_ABOUT THIS TASK_
All of the data is to be printed exactly, though the images must be left off.

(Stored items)

◆ ◆ ◆ ◆ ◆ ◆ ◆

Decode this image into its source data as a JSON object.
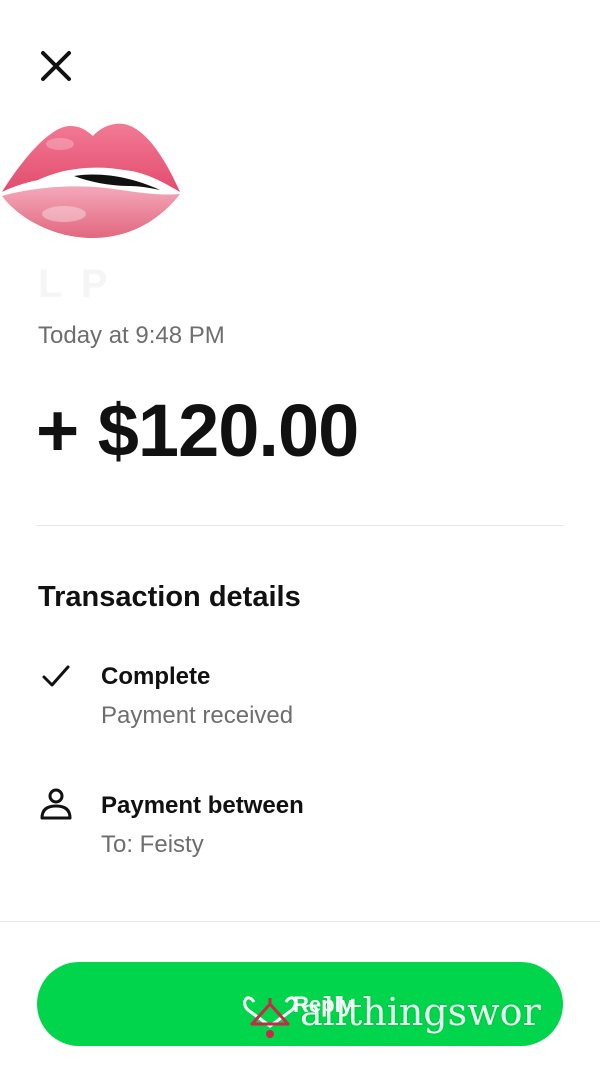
{
  "header": {
    "close_icon": "close-icon"
  },
  "sender": {
    "avatar_icon": "biting-lip-emoji",
    "name": "L P"
  },
  "transaction": {
    "timestamp": "Today at 9:48 PM",
    "amount": "+ $120.00"
  },
  "details": {
    "title": "Transaction details",
    "items": [
      {
        "icon": "checkmark-icon",
        "title": "Complete",
        "subtitle": "Payment received"
      },
      {
        "icon": "person-icon",
        "title": "Payment between",
        "subtitle": "To: Feisty"
      }
    ]
  },
  "footer": {
    "reply_label": "Reply",
    "accent_color": "#00d54b"
  },
  "watermark": {
    "text": "allthingswor"
  }
}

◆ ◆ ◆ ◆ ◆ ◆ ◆

_COMPLETED EXERCISE_
Decode this image into its source data as a JSON object.
{
  "header": {
    "close_icon": "close-icon"
  },
  "sender": {
    "avatar_icon": "biting-lip-emoji",
    "name": "L P"
  },
  "transaction": {
    "timestamp": "Today at 9:48 PM",
    "amount": "+ $120.00"
  },
  "details": {
    "title": "Transaction details",
    "items": [
      {
        "icon": "checkmark-icon",
        "title": "Complete",
        "subtitle": "Payment received"
      },
      {
        "icon": "person-icon",
        "title": "Payment between",
        "subtitle": "To: Feisty"
      }
    ]
  },
  "footer": {
    "reply_label": "Reply",
    "accent_color": "#00d54b"
  },
  "watermark": {
    "text": "allthingswor"
  }
}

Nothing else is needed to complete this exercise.